Check the pressure in the A/C system. Turn off the engine and attach the air conditioner compression gauge to the system. A normal reading should be between 50 PSI (Pound Per Square Inch) and 80 PSI. If the pressure is lower than this, have a qualified mechanic investigate this further for you. The A/C gauge has color-coded hoses; the blue color-coded hose has a connection that fits on the low-side service port, and the red hose has a connection that fits onto the high-side.
Start the engine and open the hood. Locate the two hoses near the firewall (about the thickness of a garden hose) and check to see if there is a difference in heat. One should be slightly cooler than the other. If they are both hot to the touch, the problem may lie with the valve control. Have a mechanic check this over for you.
Inspect the fuse box for any blown fuses. The fuse box in the Toyota Highlander is to the left of the instrument panel, behind the small storage compartment.
Pop the compartment out and read the schematic on the inside of the panel door for instructions on how to locate the fuse corresponding to the AC system.

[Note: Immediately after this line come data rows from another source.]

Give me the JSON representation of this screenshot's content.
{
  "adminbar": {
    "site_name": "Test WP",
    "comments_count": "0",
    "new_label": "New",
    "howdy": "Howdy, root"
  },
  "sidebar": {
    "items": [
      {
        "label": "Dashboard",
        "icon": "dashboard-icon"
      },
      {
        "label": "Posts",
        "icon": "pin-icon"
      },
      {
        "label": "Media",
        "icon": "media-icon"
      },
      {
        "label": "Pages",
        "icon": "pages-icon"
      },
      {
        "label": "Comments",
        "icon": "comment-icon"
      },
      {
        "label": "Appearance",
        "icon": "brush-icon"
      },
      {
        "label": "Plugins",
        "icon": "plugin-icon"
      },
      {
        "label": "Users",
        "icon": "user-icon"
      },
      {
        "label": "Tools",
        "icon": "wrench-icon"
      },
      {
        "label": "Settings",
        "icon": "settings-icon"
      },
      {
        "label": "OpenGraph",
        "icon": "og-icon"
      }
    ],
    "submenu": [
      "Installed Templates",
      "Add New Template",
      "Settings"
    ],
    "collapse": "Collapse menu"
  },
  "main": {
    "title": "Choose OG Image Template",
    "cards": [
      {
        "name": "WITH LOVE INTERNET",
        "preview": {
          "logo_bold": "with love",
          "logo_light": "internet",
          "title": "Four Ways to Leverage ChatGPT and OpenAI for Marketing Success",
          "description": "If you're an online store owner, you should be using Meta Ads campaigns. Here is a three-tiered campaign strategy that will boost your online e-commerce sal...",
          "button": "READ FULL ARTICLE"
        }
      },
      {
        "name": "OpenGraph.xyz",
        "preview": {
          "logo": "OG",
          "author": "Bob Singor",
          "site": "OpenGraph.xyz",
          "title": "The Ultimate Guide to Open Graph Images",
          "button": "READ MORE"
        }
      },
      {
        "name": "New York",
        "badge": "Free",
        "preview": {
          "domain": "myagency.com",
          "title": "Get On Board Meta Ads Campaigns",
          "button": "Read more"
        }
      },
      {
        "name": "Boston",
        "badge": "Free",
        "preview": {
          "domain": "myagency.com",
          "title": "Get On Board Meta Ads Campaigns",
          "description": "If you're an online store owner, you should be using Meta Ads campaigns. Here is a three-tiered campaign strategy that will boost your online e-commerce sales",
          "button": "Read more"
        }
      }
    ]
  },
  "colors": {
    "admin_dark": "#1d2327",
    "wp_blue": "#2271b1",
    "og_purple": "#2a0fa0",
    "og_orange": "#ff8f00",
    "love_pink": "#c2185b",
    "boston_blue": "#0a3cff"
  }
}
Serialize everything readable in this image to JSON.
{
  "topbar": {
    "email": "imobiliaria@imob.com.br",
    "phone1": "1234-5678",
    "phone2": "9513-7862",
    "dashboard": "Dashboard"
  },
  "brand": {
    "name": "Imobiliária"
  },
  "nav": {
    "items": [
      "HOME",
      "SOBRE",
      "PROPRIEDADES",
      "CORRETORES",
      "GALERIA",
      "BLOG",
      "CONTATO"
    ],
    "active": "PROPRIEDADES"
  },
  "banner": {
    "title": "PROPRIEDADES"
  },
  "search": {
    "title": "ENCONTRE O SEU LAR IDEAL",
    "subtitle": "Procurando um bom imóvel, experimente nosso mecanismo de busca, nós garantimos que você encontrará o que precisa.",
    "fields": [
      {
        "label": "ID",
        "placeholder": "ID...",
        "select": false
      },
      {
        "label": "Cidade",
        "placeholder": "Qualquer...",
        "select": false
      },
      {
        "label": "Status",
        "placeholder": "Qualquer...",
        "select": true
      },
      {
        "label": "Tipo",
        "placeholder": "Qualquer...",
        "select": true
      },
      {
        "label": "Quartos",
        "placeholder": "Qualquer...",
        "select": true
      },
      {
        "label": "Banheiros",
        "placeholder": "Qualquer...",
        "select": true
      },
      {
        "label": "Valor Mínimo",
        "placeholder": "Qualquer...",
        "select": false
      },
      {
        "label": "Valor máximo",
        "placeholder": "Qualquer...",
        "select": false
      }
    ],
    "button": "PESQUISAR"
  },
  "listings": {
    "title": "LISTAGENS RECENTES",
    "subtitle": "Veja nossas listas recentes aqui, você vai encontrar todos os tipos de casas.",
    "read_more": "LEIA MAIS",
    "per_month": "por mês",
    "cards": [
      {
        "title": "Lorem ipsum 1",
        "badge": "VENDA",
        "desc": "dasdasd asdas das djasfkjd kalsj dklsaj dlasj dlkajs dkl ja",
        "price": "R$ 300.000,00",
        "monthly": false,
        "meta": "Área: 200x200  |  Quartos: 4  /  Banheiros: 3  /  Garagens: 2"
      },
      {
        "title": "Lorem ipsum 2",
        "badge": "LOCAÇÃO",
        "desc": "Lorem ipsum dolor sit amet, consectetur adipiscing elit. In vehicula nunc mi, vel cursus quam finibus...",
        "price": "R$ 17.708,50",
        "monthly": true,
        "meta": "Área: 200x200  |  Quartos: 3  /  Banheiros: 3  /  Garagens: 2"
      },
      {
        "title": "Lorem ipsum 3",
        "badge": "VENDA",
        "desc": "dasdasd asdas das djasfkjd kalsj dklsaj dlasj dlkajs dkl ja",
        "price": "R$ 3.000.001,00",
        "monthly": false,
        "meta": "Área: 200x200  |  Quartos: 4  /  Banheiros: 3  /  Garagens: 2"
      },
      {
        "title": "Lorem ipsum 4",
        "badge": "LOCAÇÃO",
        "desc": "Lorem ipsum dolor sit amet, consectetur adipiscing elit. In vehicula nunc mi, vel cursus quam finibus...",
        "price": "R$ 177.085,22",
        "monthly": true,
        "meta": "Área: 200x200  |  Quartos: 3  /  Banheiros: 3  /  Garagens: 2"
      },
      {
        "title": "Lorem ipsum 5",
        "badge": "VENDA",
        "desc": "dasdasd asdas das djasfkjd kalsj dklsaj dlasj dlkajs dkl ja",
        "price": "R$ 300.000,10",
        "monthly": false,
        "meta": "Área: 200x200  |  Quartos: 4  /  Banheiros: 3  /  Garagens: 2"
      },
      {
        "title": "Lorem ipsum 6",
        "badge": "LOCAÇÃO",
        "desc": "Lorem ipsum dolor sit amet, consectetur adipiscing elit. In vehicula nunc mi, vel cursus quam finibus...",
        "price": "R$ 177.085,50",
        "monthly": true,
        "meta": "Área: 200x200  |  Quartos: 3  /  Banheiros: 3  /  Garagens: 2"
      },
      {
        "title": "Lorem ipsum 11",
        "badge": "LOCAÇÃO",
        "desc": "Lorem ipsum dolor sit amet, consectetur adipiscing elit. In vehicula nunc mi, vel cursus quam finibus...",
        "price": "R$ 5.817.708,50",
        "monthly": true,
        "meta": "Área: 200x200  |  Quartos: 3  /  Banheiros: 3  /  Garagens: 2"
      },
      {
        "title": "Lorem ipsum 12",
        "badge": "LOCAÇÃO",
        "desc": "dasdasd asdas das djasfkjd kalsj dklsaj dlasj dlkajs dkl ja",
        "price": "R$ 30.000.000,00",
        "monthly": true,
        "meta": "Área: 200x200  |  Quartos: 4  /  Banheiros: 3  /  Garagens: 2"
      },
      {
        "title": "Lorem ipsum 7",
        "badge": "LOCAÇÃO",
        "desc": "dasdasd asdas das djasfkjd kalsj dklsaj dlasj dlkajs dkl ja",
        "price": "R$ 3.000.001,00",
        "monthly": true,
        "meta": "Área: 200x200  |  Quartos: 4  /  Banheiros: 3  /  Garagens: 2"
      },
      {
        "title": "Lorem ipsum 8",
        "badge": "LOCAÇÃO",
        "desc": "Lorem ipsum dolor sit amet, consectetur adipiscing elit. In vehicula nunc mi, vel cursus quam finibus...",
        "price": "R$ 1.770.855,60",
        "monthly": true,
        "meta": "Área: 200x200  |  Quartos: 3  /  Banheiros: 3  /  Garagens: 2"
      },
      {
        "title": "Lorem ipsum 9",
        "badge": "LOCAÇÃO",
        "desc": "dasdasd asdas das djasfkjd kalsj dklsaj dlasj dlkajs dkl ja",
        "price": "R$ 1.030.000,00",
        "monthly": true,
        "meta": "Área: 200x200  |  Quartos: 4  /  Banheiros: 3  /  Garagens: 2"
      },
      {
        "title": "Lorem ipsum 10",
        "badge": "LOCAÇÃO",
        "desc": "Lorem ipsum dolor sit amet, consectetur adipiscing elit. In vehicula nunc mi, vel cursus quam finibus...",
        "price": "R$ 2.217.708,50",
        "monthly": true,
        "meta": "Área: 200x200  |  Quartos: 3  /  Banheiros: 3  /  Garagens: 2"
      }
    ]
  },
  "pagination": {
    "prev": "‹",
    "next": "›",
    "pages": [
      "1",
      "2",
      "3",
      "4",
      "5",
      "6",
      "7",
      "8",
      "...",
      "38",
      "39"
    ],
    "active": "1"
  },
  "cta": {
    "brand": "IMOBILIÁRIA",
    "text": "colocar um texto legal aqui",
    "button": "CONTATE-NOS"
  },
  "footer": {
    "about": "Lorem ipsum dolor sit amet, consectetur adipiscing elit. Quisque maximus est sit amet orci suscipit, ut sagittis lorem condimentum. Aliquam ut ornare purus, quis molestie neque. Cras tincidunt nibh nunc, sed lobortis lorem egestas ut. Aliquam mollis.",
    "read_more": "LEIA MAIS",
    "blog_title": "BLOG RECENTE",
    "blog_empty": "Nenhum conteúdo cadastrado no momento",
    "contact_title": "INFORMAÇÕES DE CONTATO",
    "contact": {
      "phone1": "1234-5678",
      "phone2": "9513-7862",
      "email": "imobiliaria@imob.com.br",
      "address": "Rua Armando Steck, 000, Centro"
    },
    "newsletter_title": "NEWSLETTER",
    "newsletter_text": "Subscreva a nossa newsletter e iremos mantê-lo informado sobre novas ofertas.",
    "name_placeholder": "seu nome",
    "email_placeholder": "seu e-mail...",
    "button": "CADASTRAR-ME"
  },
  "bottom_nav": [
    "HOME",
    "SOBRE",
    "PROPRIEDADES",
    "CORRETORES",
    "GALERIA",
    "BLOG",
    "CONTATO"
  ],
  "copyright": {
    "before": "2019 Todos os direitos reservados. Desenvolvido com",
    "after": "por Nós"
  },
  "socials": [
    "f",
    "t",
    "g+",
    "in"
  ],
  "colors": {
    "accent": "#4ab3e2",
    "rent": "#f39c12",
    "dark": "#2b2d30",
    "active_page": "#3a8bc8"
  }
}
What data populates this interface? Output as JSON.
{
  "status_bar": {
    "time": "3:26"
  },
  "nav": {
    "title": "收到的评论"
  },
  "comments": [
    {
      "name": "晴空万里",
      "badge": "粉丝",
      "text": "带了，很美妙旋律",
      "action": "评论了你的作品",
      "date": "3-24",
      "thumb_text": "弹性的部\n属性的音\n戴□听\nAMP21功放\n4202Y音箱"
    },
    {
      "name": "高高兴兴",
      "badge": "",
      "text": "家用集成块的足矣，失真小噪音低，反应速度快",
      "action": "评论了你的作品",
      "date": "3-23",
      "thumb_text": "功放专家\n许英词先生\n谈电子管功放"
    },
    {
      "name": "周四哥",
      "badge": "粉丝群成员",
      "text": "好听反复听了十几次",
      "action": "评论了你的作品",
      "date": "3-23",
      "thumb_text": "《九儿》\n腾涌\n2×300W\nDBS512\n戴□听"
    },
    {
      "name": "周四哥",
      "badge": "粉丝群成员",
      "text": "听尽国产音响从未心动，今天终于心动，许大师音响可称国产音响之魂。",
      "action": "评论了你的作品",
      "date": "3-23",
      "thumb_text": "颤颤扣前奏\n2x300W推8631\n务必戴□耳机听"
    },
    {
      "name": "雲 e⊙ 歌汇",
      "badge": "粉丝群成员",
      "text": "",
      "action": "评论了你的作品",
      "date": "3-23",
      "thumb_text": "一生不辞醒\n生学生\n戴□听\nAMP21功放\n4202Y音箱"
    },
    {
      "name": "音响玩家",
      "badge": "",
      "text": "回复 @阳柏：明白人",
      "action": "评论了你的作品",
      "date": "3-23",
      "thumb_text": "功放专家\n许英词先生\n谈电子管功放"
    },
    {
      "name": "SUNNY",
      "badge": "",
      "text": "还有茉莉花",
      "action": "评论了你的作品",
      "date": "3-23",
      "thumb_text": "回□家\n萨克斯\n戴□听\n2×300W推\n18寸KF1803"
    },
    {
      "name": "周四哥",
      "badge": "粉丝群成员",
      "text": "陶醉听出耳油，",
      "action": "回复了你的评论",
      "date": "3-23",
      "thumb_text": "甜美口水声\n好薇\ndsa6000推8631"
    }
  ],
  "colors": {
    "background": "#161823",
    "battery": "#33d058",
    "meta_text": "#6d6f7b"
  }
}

Replace the fuse with another of the same amperage rating if the metal strip inside the fuse is broken.
Turn on the engine, the AC and the blower fan.
Check if the controls are functioning correctly. Replace the controls If they are loose or hard to move.
Listen for the fan to switch on. If the fan does not begin to spin, a fuse may have blown, or the fan may be faulty.
Test for sufficient pressure in the AC system. To do this, remove the black caps from the low and high side service ports on the AC unit.
Screw the blue hose from the AC test gauge to the low-side service port and the red hose to the high-side service port.
Take a pressure reading. The pressure reading should be between 50 and 80 PSI. Have a qualified AC mechanic investigate further if the readings are out of this range. The AC compression test gauge will automatically take the reading and has a window that displays the result.
Check under the hood to see if the magnetic clutch connected to the AC compressor engages. You will be able to see and hear the clutch turn over. If it does not, the system may be low on refrigerant. Have a mechanic refill the system. The AC compressor is to the right of the engine block and resembles the alternator with a drive belt attached to it.
Take the car to a mechanic for clutch repair. The clutch will need to be replaced if it is receiving voltage but still not engaging the compressor.
Take the car to a mechanic for a compresser shaft repair. If you notice leakage around the compressor shaft seal, it will need to be replaced.
Start the engine and check the two AC hoses near the firewall. The AC hoses protrude from the firewall and are roughly the thickness of a regular garden hose. The firewall is the metal divider between the engine and passenger compartments.
Place your hand on the AC hoses. They should both be warm to the touch; however, one should be noticeably cooler than the other.
Replace the valve control if the two hoses are the same temperature. Have a qualified mechanic do this for you.
Items you will need
Air conditioner compression test gauge